-- TASK PROMPT --
Repeat the entries exactly. Leave nothing out.

-- SOURCE DATA --

=-=-=-=-=

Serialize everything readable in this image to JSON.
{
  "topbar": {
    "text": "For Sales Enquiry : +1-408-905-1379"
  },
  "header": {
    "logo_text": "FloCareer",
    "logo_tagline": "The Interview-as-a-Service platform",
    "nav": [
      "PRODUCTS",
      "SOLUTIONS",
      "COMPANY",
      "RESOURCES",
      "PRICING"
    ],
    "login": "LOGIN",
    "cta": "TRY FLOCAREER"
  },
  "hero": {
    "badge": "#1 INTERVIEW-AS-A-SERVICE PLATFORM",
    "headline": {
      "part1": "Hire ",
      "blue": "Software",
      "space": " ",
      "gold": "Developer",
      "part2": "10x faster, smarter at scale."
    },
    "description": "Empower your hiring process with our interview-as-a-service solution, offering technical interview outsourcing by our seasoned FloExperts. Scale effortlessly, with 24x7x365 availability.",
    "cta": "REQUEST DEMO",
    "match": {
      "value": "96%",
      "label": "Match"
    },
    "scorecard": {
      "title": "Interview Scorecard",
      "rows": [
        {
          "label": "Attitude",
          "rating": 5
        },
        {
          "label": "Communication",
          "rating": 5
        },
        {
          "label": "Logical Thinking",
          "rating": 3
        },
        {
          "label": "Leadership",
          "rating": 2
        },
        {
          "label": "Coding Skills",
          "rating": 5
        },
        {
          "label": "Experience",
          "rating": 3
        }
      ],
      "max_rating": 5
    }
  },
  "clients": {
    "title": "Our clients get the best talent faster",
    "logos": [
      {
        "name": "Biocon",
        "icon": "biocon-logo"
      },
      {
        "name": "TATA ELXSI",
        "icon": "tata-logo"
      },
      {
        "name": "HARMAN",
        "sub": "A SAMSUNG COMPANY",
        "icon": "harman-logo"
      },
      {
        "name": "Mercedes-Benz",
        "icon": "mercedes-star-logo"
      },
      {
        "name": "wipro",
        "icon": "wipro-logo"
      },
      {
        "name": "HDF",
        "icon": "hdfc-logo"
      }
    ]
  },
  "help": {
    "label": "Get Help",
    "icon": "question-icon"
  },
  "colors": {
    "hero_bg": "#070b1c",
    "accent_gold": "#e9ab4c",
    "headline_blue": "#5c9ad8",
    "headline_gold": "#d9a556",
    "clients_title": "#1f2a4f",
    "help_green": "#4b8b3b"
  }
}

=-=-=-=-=

-- TASK SOLUTION --
Serialize everything readable in this image to JSON.
{
  "topbar": {
    "text": "For Sales Enquiry : +1-408-905-1379"
  },
  "header": {
    "logo_text": "FloCareer",
    "logo_tagline": "The Interview-as-a-Service platform",
    "nav": [
      "PRODUCTS",
      "SOLUTIONS",
      "COMPANY",
      "RESOURCES",
      "PRICING"
    ],
    "login": "LOGIN",
    "cta": "TRY FLOCAREER"
  },
  "hero": {
    "badge": "#1 INTERVIEW-AS-A-SERVICE PLATFORM",
    "headline": {
      "part1": "Hire ",
      "blue": "Software",
      "space": " ",
      "gold": "Developer",
      "part2": "10x faster, smarter at scale."
    },
    "description": "Empower your hiring process with our interview-as-a-service solution, offering technical interview outsourcing by our seasoned FloExperts. Scale effortlessly, with 24x7x365 availability.",
    "cta": "REQUEST DEMO",
    "match": {
      "value": "96%",
      "label": "Match"
    },
    "scorecard": {
      "title": "Interview Scorecard",
      "rows": [
        {
          "label": "Attitude",
          "rating": 5
        },
        {
          "label": "Communication",
          "rating": 5
        },
        {
          "label": "Logical Thinking",
          "rating": 3
        },
        {
          "label": "Leadership",
          "rating": 2
        },
        {
          "label": "Coding Skills",
          "rating": 5
        },
        {
          "label": "Experience",
          "rating": 3
        }
      ],
      "max_rating": 5
    }
  },
  "clients": {
    "title": "Our clients get the best talent faster",
    "logos": [
      {
        "name": "Biocon",
        "icon": "biocon-logo"
      },
      {
        "name": "TATA ELXSI",
        "icon": "tata-logo"
      },
      {
        "name": "HARMAN",
        "sub": "A SAMSUNG COMPANY",
        "icon": "harman-logo"
      },
      {
        "name": "Mercedes-Benz",
        "icon": "mercedes-star-logo"
      },
      {
        "name": "wipro",
        "icon": "wipro-logo"
      },
      {
        "name": "HDF",
        "icon": "hdfc-logo"
      }
    ]
  },
  "help": {
    "label": "Get Help",
    "icon": "question-icon"
  },
  "colors": {
    "hero_bg": "#070b1c",
    "accent_gold": "#e9ab4c",
    "headline_blue": "#5c9ad8",
    "headline_gold": "#d9a556",
    "clients_title": "#1f2a4f",
    "help_green": "#4b8b3b"
  }
}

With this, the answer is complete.